I’ll shamefully admit that The Swapper has been sitting in my Steam library for about half a year, now. I’d bought it with the intention of seeing what all the high praise was when it was originally released on PC in 2013, but I never found the time to delve into the critically beloved puzzler. Now that it’s made its way to PlayStation 3, PlayStation 4, and PlayStation Vita, I’ve finally sunk my teeth into the game, and I’m happy to report that I was nothing short of blown away.
What makes The Swapper so special is that every cog in the machine works so well together. The story, puzzles, and atmosphere play off each other in great harmony, and it becomes a seamless experience that sucked me in from the moment I stepped foot onto the Theseus, the eroding space station that your nameless hero must navigate through. Beginning as a simple story of survival, The Swapper quickly develops into a tale of souls, mortality, and consequences.
The entirety of the puzzles are solved with the swapper, the titular weapon that allows you to clone yourself and swap places with your clones. Perhaps what’s most impressive about The Swapper is that every puzzle is based around your swapper gun, which is received right at the beginning of the game. The new mechanics the game introduces are presented entirely though new environments and objects you can interact with in those environments, and the variety in which puzzles are presented without hitting on the same note is impressive, to say the least.
The first few puzzles are surely a breeze, but once you progress farther into the Theseus, the puzzles begin to advance more and more, and it challenges you to use the swapper gun in mind-bending ways. When you clone yourself, your clones will mimic every motion you make: moving side to side, grabbing objects, and jumping, too.
Your main goal in The Swapper is to collect orbs hidden within puzzles to complete your objectives. Standing in your way are lights that affect the functionality of your swapper device. A blue light won’t allow any clones to be created in its area, a red light will stop you from swapping with clones, and a purple light will stop you from doing either. These lights are generally stopped by having you or one of your clones step on a pressure plate to either adjust or turn off the lights. Each new challenge is presented gradually, and when The Swapper marries them all together for some of the latter puzzles, the results may have you in awe of how clever developer Facepalm must have been to squeeze the amount of diverse puzzles out of such simple ideas.
Though the puzzles are fantastic in their own right, it’s the connection to the theme of the game that’s most impressive. Some puzzles require you to sacrifice your clones in order to get the orbs you need to progress farther into the space station. Were they clones? Who was the original? Do they have souls? Are you murdering them? The Swapper discusses these themes heavily, and it made me think more in depth about my clones’ sacrifices while I was solving puzzles. Right up to the end of the game, you’ll be questioned about your decisions, if they matter, and the sacrifices you’ve had to make. It’s deeply psychological, and it adds weight to all of the actions you have to make to finish the story.
Rather than just using traditional digital assets to create its world, The Swapper is made with clay and other handcrafted materials to personify the decaying space station in which you’ll roam.
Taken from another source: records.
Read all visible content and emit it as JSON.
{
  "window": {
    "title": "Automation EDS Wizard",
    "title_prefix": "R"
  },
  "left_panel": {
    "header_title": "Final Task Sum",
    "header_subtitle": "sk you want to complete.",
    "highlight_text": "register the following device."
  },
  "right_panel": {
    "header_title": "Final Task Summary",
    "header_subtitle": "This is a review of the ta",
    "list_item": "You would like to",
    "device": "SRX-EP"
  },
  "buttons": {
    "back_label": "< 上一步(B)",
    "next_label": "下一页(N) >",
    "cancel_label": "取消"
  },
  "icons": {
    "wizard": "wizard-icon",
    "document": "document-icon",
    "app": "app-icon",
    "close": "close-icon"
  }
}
It’s so strange to see something handmade in a dreary space narrative, but it works exceptionally well. The natural materials used helps breath life into the dark and lifeless corridors, and it creates a unique look that is simply breathtaking to behold. Combining the organic feel with special effects takes the visuals to a whole new level, and the atmosphere it creates is unmatched.
The Swapper may only take a handful of hours to beat, but it doesn’t need any filler to make the game better. What’s presented is a tight package that is perfectly paced and just the right length. It doesn’t overstay its welcome, and you won’t find any half-cooked side missions to pad the length.
The PlayStation 4 and PlayStation 3 versions of the game are almost identical and are equally as gorgeous ways to play The Swapper. The Vita is the weakest of the three, because of the smaller screen size which cramps together the sometimes large rooms you’ll encounter; in turn making it difficult to see. While the OLED screen vibrantly displays the Theseus space station and the various colors that it contains, it’s a little bit more difficult to aim precisely when swapping with your clones. Keep in mind, this is a very minor hindrance to the experience, and the Vita is still an excellent device to enjoy The Swapper. Being able to cloud save and play on any of the three supported PlayStation devices is definitely a welcome feature – especially since The Swapper is a cross-buy title.
At first glance, The Swapper may be mistaken as a simple puzzle game, but the bleak, eerie world and significant questions of your moral choices to progress throughout the plot make it so much more than meets the eye. Interweaving the gameplay with the story is flawlessly done, and it’s something very rarely seen – if ever – in puzzle games.
This review is based on a review copy of the PlayStation 4, PlayStation 3, and PlayStation Vita versions of the game The Swapper by Facepalm Games and distributed by Curve Digital Publishing.
- Stunning organic graphics
- Challenging and fulfilling puzzles
- Simple, yet deep narrative